Nature: A Tool of SocietyWilliam Cronon says in the Epilogue of Natureis Metropolis, iMuch as I say I love inaturei that word usually remains an abstraction in my daily lifeoa non-urban quality of aesthetic or sacred beauty to be looked at and iappreciated,i not the gritty web of material connections that feed, clothe, shelter, and cleanse me and my community.i (Cronon 384). This can be said for most of the population of urban areas. It is this ambiguous view of nature that makes us susceptible to otheris interpretations of nature. This susceptibility makes nature a powerful force in society. This is especially evident in advertisements, which mold nature into the image that is favorable to portray the product being advertised.

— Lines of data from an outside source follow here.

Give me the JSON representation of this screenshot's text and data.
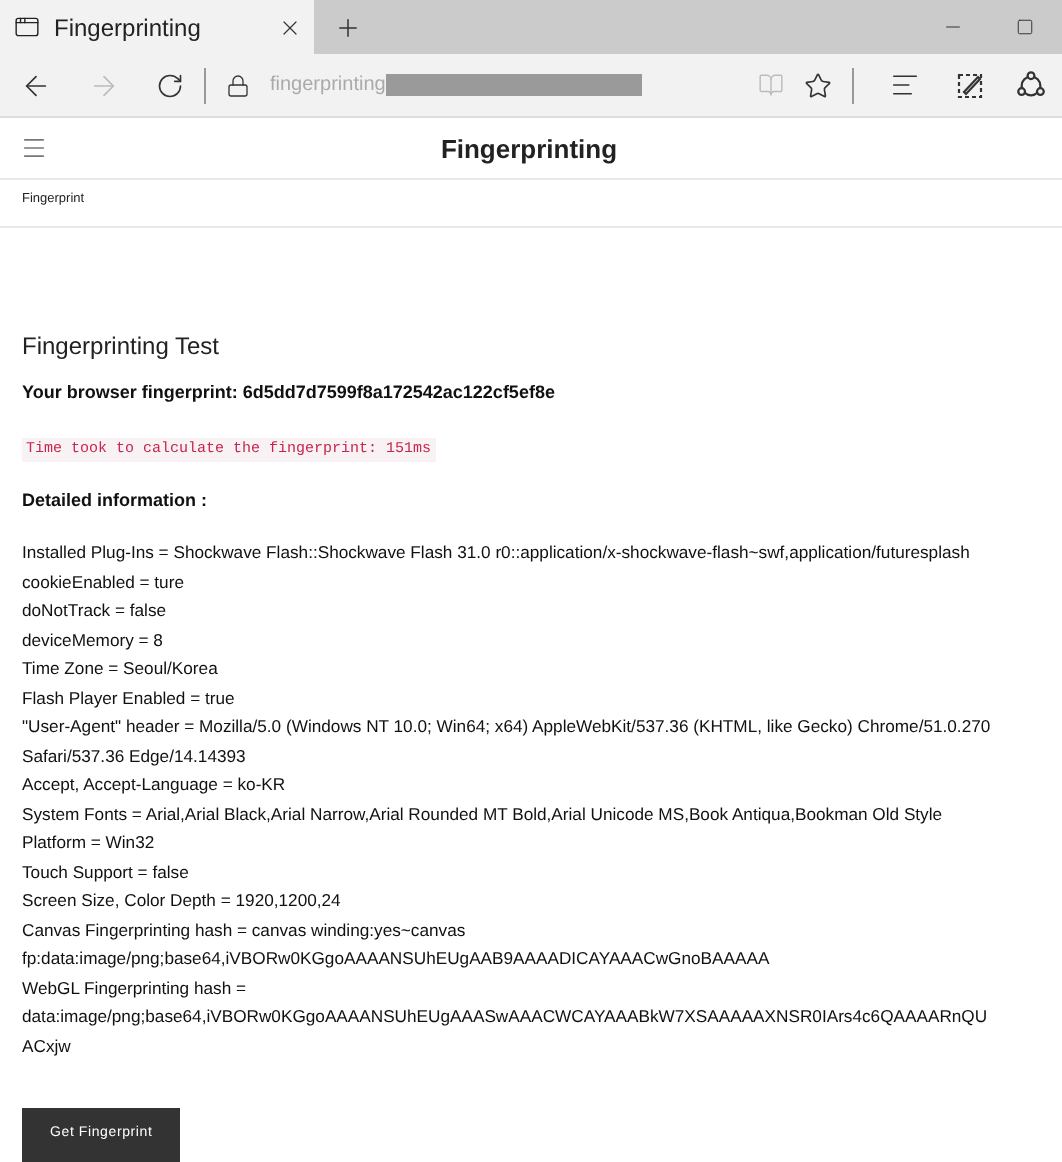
{
  "browser": {
    "tab": {
      "title": "Fingerprinting",
      "selected": true
    },
    "address": "fingerprinting"
  },
  "site": {
    "title": "Fingerprinting",
    "breadcrumb": "Fingerprint"
  },
  "content": {
    "heading": "Fingerprinting Test",
    "fingerprint": "Your browser fingerprint: 6d5dd7d7599f8a172542ac122cf5ef8e",
    "timing": "Time took to calculate the fingerprint: 151ms",
    "details_heading": "Detailed information :",
    "details": [
      "Installed  Plug-Ins = Shockwave Flash::Shockwave Flash 31.0 r0::application/x-shockwave-flash~swf,application/futuresplash",
      "cookieEnabled = ture",
      "doNotTrack = false",
      "deviceMemory = 8",
      "Time  Zone = Seoul/Korea",
      "Flash  Player Enabled = true",
      "\"User-Agent\"  header = Mozilla/5.0 (Windows NT 10.0; Win64; x64) AppleWebKit/537.36 (KHTML, like Gecko) Chrome/51.0.270",
      "Safari/537.36 Edge/14.14393",
      "Accept,  Accept-Language = ko-KR",
      "System  Fonts = Arial,Arial Black,Arial Narrow,Arial Rounded MT Bold,Arial Unicode MS,Book Antiqua,Bookman Old Style",
      "Platform = Win32",
      "Touch  Support = false",
      "Screen  Size, Color Depth = 1920,1200,24",
      "Canvas  Fingerprinting hash = canvas winding:yes~canvas",
      "fp:data:image/png;base64,iVBORw0KGgoAAAANSUhEUgAAB9AAAADICAYAAACwGnoBAAAAA",
      "WebGL  Fingerprinting hash =",
      "data:image/png;base64,iVBORw0KGgoAAAANSUhEUgAAASwAAACWCAYAAABkW7XSAAAAAXNSR0IArs4c6QAAAARnQU",
      "ACxjw"
    ],
    "button": "Get Fingerprint"
  }
}
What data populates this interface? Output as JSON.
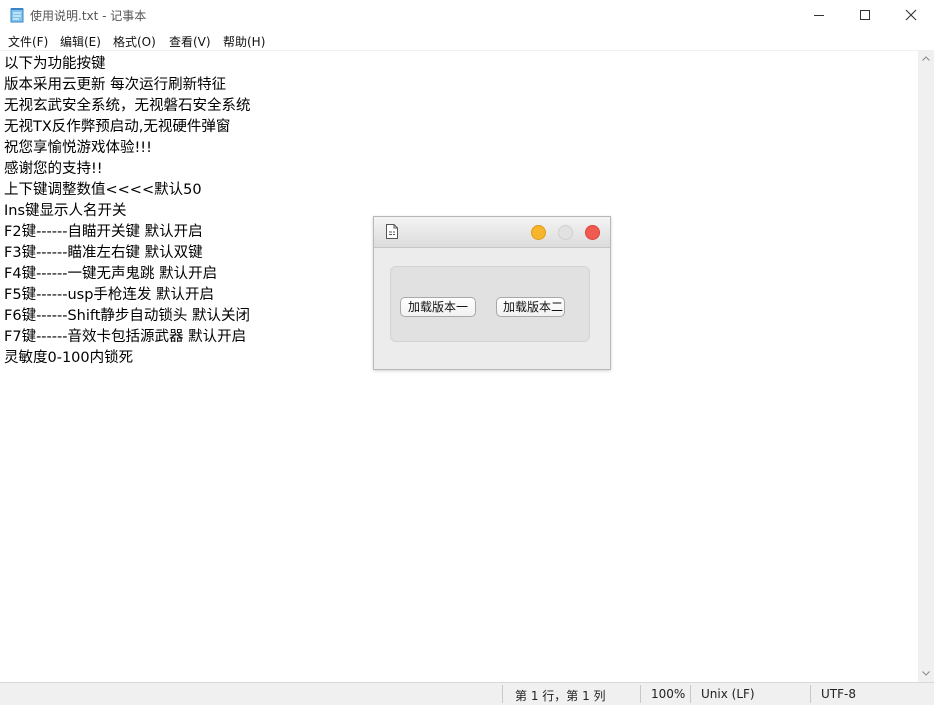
{
  "window": {
    "title": "使用说明.txt - 记事本"
  },
  "menu": {
    "items": [
      "文件(F)",
      "编辑(E)",
      "格式(O)",
      "查看(V)",
      "帮助(H)"
    ]
  },
  "editor": {
    "lines": [
      "以下为功能按键",
      "版本采用云更新 每次运行刷新特征",
      "无视玄武安全系统，无视磐石安全系统",
      "无视TX反作弊预启动,无视硬件弹窗",
      "祝您享愉悦游戏体验!!!",
      "感谢您的支持!!",
      "上下键调整数值<<<<默认50",
      "Ins键显示人名开关",
      "F2键------自瞄开关键 默认开启",
      "F3键------瞄准左右键 默认双键",
      "F4键------一键无声鬼跳 默认开启",
      "F5键------usp手枪连发 默认开启",
      "F6键------Shift静步自动锁头 默认关闭",
      "F7键------音效卡包括源武器 默认开启",
      "灵敏度0-100内锁死"
    ]
  },
  "statusbar": {
    "position": "第 1 行，第 1 列",
    "zoom": "100%",
    "line_ending": "Unix (LF)",
    "encoding": "UTF-8"
  },
  "dialog": {
    "button1_label": "加载版本一",
    "button2_label": "加载版本二",
    "traffic_colors": {
      "minimize": "#f6b52b",
      "disabled": "#e2e2e2",
      "close": "#f05a4f"
    }
  },
  "icons": {
    "app": "notepad-icon",
    "dialog": "document-icon",
    "minimize": "minimize-icon",
    "maximize": "maximize-icon",
    "close": "close-icon",
    "scroll_up": "chevron-up-icon",
    "scroll_down": "chevron-down-icon"
  }
}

The Sony advertisement from Esquire magazine is for the Wega flat screen television, and is a good example of how advertisements use nature to sell a product. This ad shows two very contrasting images, one of the black and white desert, and the other of the television set showing pictures of children playing in the water of a fire hydrant. The use of the television to frame the picture of the children shows very distinctly that these are two very separate and different images, because as Leonardo da Vinci said iThere are no lines in naturei. In this ad through the use of colors, or the lack there of, this cultural icon is shown to be more favorable than the image of nature.The ad offers the viewer a sense of escape from the dull, monotone world outside by offering a more vibrant, playful world experienced through television. While the link between the images shown in the ad and the offer made by the advertisement seems very surreal, it is a natural link. The reasoning behind this link as being …
…rural hinterland. We fool ourselves if we think we can choose between them, for the green lake and the orange cloud are creatures of the same landscape. We can only take tehm together and in making the journey between them, find a way that does justice to them bothi (Cronon 385). According to Cronon the nature-culture dichotomy that we believe in is incorrect, because nature is just as much a part of culture as culture is a part of nature.Works CitedCronon, William – short selection from Epilogue, Nature’s Metropolis Norton 1991 pp.384-5.
Marlboro Lights. iEsquirei January 2001. back cover.
Nash, Roderick – ‘Old World Roots of Opinion,’ Ch 1 from Wilderness and the AmericanMind 1982 Yale Univ Press pp. 8-22.
Sony Wega. iEsquirei December 2000. pgs. 17-18.
Timberland. iMaximi December 2000. pg.
Yahoo! Email. iEsquirei January 2001.